START Material for the task
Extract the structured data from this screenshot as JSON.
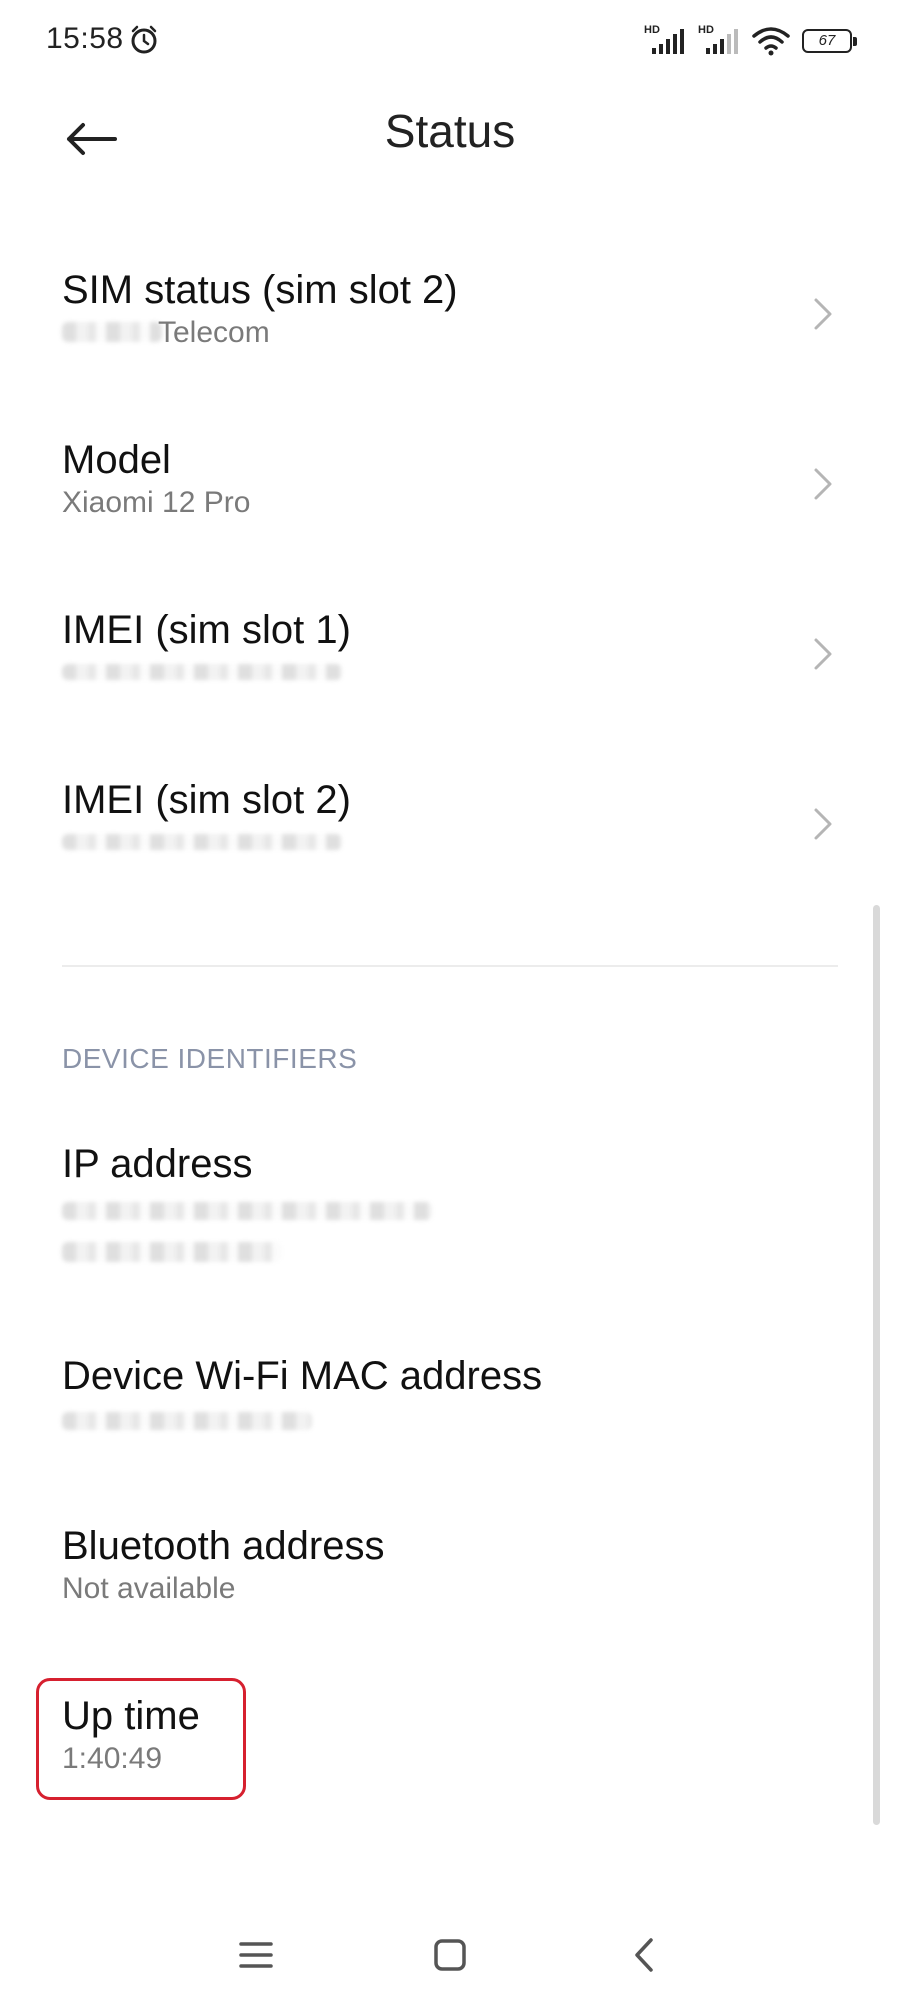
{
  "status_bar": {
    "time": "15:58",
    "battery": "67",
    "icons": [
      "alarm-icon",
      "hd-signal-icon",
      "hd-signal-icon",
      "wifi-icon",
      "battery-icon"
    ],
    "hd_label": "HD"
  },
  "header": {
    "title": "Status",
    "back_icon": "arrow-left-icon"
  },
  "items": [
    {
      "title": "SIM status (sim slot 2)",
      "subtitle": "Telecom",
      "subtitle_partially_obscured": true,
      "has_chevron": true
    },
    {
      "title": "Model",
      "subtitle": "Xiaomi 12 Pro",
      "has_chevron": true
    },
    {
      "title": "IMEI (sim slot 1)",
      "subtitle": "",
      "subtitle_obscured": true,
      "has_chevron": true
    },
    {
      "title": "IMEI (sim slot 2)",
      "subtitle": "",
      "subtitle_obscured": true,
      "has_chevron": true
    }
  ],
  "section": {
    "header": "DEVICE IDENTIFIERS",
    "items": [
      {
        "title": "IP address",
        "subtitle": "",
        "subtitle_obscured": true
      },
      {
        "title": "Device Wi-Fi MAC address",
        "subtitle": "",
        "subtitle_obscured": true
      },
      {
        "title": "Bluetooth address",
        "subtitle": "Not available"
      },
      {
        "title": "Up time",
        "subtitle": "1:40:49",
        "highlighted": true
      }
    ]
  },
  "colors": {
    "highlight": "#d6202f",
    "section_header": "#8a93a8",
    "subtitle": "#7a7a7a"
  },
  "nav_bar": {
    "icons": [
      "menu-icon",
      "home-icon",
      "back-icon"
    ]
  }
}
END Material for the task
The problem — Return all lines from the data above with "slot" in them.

Expected answer —
      "title": "SIM status (sim slot 2)",
      "title": "IMEI (sim slot 1)",
      "title": "IMEI (sim slot 2)",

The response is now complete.